Congress passed the CARES Act in March 2020 which provides individuals with IRA, 401(k), and other employer sponsored retirement accounts, the option to waive their required minimum distribution (RMD) for the 2020 tax year. This option is available to both individual over the age of 70½ and non-spouse beneficiaries of inherited IRA’s. In this article we will review:
- The new RMD waiver rules
- RMD’s for individuals age 70.5
- RMD’s for beneficiaries of Inherited IRA’s
- What happens if you already took your distribution for 2020?
- Options for putting the RMD back into your IRA
Who Qualifies For The RMD Waiver?
Unlike other provisions in the CARES Act that require an individual to demonstrate that they have been impacted by the Coronavirus to gain access, the waiver of 2020 required minimum distributions is available to everyone. If you were age 70½ prior to December 31, 2019 or are the non-spouse beneficiary of an IRA, you are typically required to take a small distribution from your IRA each year, called an “RMD”, and pay tax on those distributions. However, for 2020, if you want to keep that money in your IRA in 2020 and avoid the tax hit associated with taking the distribution, you have the option to do so.
What If You Already Took Your RMD for 2020?
If you already received the RMD amount from your IRA for 2020, you may be able to return it to your IRA, and avoid the tax hit.
If the distribution came from your own personal IRA, not an inherited IRA, you will have two options:
OPTION 1: If the distribution happened within the last 60 days, you can simply return the money to your IRA. For this option, you are utilizing the 60-day rollover rule which allows you to take money out of an IRA, return it within 60 days, and avoid the tax liability. You are only allowed one 60-day rollover every 12 months.
OPTION 2: If the distribution took place more than 60 days ago, you will only be allowed to return it to your IRA if you qualify based on one of the four Coronavirus-Related Distribution criteria:
- You, your spouse, or a dependent was diagnosed with the COVID-19
- You are unable to work due to lack of childcare resulting from COVID-19
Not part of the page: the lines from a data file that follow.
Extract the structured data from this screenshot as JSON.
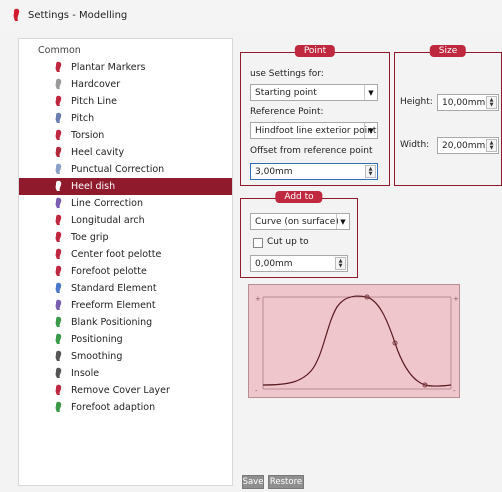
{
  "window": {
    "title": "Settings - Modelling"
  },
  "tree": {
    "root": "Common",
    "items": [
      {
        "label": "Plantar Markers",
        "icon": "marker-icon",
        "color": "#c0283f"
      },
      {
        "label": "Hardcover",
        "icon": "hardcover-icon",
        "color": "#9a9a9a"
      },
      {
        "label": "Pitch Line",
        "icon": "pitch-line-icon",
        "color": "#c0283f"
      },
      {
        "label": "Pitch",
        "icon": "pitch-icon",
        "color": "#6a7fb0"
      },
      {
        "label": "Torsion",
        "icon": "torsion-icon",
        "color": "#c0283f"
      },
      {
        "label": "Heel cavity",
        "icon": "heel-cavity-icon",
        "color": "#b22a3c"
      },
      {
        "label": "Punctual Correction",
        "icon": "punctual-correction-icon",
        "color": "#8aa0c8"
      },
      {
        "label": "Heel dish",
        "icon": "heel-dish-icon",
        "color": "#ffffff",
        "selected": true
      },
      {
        "label": "Line Correction",
        "icon": "line-correction-icon",
        "color": "#7a5fb0"
      },
      {
        "label": "Longitudal arch",
        "icon": "longitudal-arch-icon",
        "color": "#c0283f"
      },
      {
        "label": "Toe grip",
        "icon": "toe-grip-icon",
        "color": "#c0283f"
      },
      {
        "label": "Center foot pelotte",
        "icon": "center-foot-pelotte-icon",
        "color": "#c0283f"
      },
      {
        "label": "Forefoot pelotte",
        "icon": "forefoot-pelotte-icon",
        "color": "#c0283f"
      },
      {
        "label": "Standard Element",
        "icon": "standard-element-icon",
        "color": "#4b78c8"
      },
      {
        "label": "Freeform Element",
        "icon": "freeform-element-icon",
        "color": "#7a5fb0"
      },
      {
        "label": "Blank Positioning",
        "icon": "blank-positioning-icon",
        "color": "#3a9a4a"
      },
      {
        "label": "Positioning",
        "icon": "positioning-icon",
        "color": "#3a9a4a"
      },
      {
        "label": "Smoothing",
        "icon": "smoothing-icon",
        "color": "#555555"
      },
      {
        "label": "Insole",
        "icon": "insole-icon",
        "color": "#555555"
      },
      {
        "label": "Remove Cover Layer",
        "icon": "remove-cover-layer-icon",
        "color": "#c0283f"
      },
      {
        "label": "Forefoot adaption",
        "icon": "forefoot-adaption-icon",
        "color": "#3a9a4a"
      }
    ]
  },
  "point_group": {
    "title": "Point",
    "use_settings_label": "use Settings for:",
    "use_settings_value": "Starting point",
    "reference_label": "Reference Point:",
    "reference_value": "Hindfoot line exterior point",
    "offset_label": "Offset from reference point",
    "offset_value": "3,00mm"
  },
  "size_group": {
    "title": "Size",
    "height_label": "Height:",
    "height_value": "10,00mm",
    "width_label": "Width:",
    "width_value": "20,00mm"
  },
  "add_group": {
    "title": "Add to",
    "mode_value": "Curve (on surface)",
    "cut_label": "Cut up to",
    "cut_checked": false,
    "cut_value": "0,00mm"
  },
  "buttons": {
    "save": "Save",
    "restore": "Restore"
  },
  "colors": {
    "accent": "#8e1a2c",
    "group_title": "#c0283f",
    "preview_bg": "#efc6cc"
  }
}
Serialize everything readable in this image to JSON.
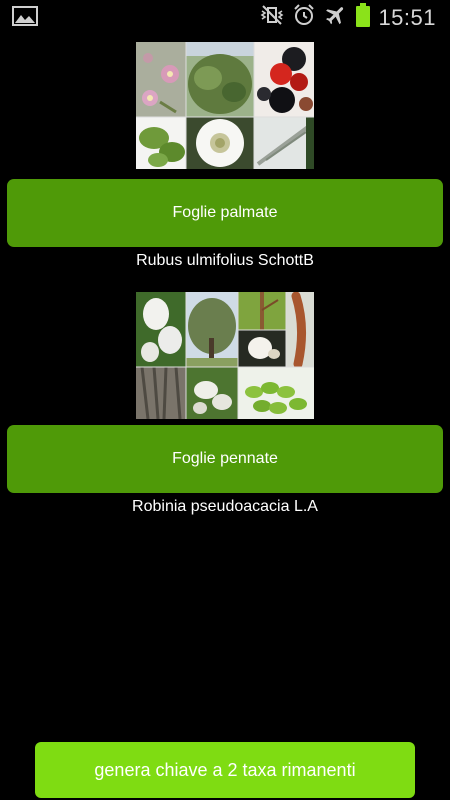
{
  "status_bar": {
    "time": "15:51",
    "icons": [
      "image-icon",
      "vibrate-mute-icon",
      "alarm-icon",
      "airplane-mode-icon",
      "battery-icon"
    ]
  },
  "options": [
    {
      "button_label": "Foglie palmate",
      "taxon": "Rubus ulmifolius SchottB",
      "images": [
        "flower-pink-photo",
        "shrub-photo",
        "blackberry-fruit-photo",
        "leaf-photo",
        "white-flower-photo",
        "stem-thorn-photo"
      ]
    },
    {
      "button_label": "Foglie pennate",
      "taxon": "Robinia pseudoacacia L.A",
      "images": [
        "white-flower-cluster-photo",
        "tree-photo",
        "twig-photo",
        "seed-pod-photo",
        "bark-photo",
        "flower-raceme-photo",
        "compound-leaf-photo"
      ]
    }
  ],
  "footer": {
    "generate_label": "genera chiave a 2 taxa rimanenti"
  },
  "colors": {
    "background": "#000000",
    "choice_button": "#4f9a08",
    "generate_button": "#7fdc12"
  }
}
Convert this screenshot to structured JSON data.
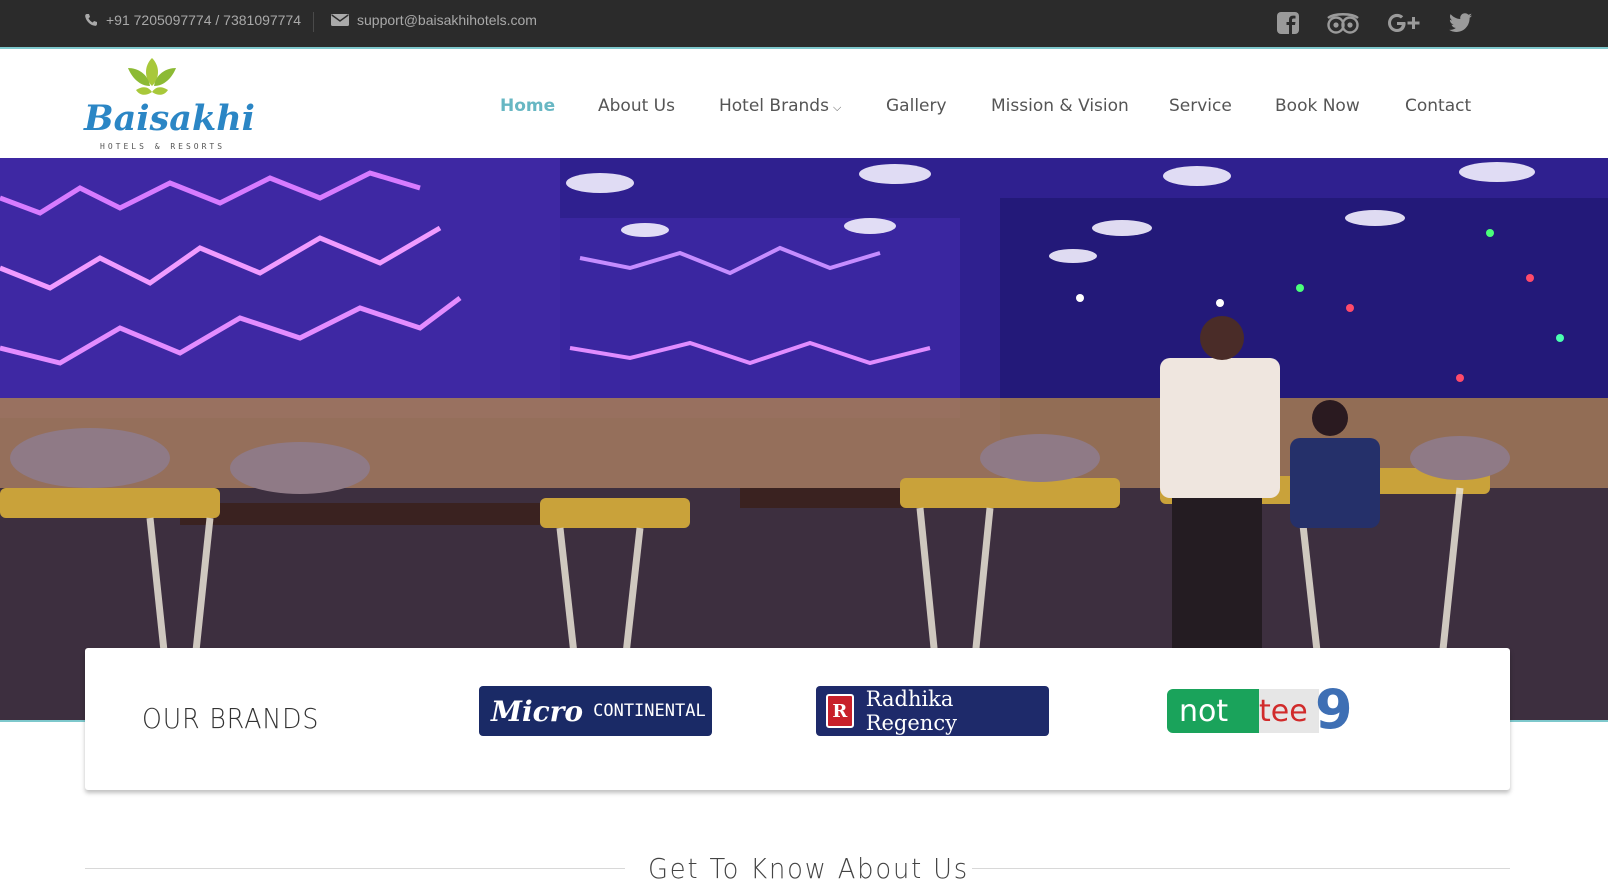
{
  "topbar": {
    "phone": "+91 7205097774 / 7381097774",
    "email": "support@baisakhihotels.com",
    "social": [
      "facebook-icon",
      "tripadvisor-icon",
      "google-plus-icon",
      "twitter-icon"
    ]
  },
  "header": {
    "logo_word": "Baisakhi",
    "logo_sub": "HOTELS & RESORTS",
    "nav": [
      {
        "label": "Home",
        "active": true
      },
      {
        "label": "About Us"
      },
      {
        "label": "Hotel Brands",
        "dropdown": true
      },
      {
        "label": "Gallery"
      },
      {
        "label": "Mission & Vision"
      },
      {
        "label": "Service"
      },
      {
        "label": "Book Now"
      },
      {
        "label": "Contact"
      }
    ]
  },
  "brands": {
    "title": "OUR BRANDS",
    "micro_a": "Micro",
    "micro_b": "CONTINENTAL",
    "radhika_mark": "R",
    "radhika_text": "Radhika Regency",
    "nottee_a": "not",
    "nottee_b": "tee",
    "nottee_c": "9"
  },
  "about": {
    "title": "Get To Know About Us"
  },
  "colors": {
    "topbar": "#2b2b2b",
    "accent": "#67b7c3",
    "nav_text": "#555555"
  }
}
- You own a business that has closed or is operating under reduced hours due to COVID-19
- You have experienced adverse financial consequences as a result of being quarantined, furloughed, laid off, or having work hours reduced because of COVID-19
If you qualify under one of these items, then you will have 3-years from the date of the distribution to return the money back to your IRA and avoid the tax hit. However, while you have 3-years to return it to the IRA, if you don’t return the money to your IRA prior to December 31, 2020, you will have a tax liability in 2020 for all or a portion of that IRA distribution. It’s only when you actually return the money to your IRA that the tax liability is nullified. If you return it in a future tax year, you would have to go back and amend your 2020 tax return to recapture the taxes that were paid.
Inherited IRA – Non-spouse Beneficiary
However, if you are a non-spouse beneficiary of an IRA, the rules for returning the money to your IRA are different. If you are a non-spouse beneficiary of an IRA and you already received your RMD for 2020, you cannot return that money to your IRA to avoid the tax liability. Why is this? Beneficiaries are not eligible to make rollovers, so that disqualifies them from return the money to the IRA under the rollover rules in the CARES Act.
A Note To Our Greenbush Financial Clients
If you wish to waiver your RMD to 2020 or if have already received your RMD, and wish to process a rollover back into your IRA, 401(k), or employer sponsored plan, please contact us.
Hi, I’m Michael Ruger. I’m the managing partner of Greenbush Financial Group and the creator of the nationally recognized Money Smart Board blog . I created the blog because there are a lot of events in life that require important financial decisions. The goal is to help our readers avoid big financial missteps, discover financial solutions that they were not aware of, and to optimize their financial future.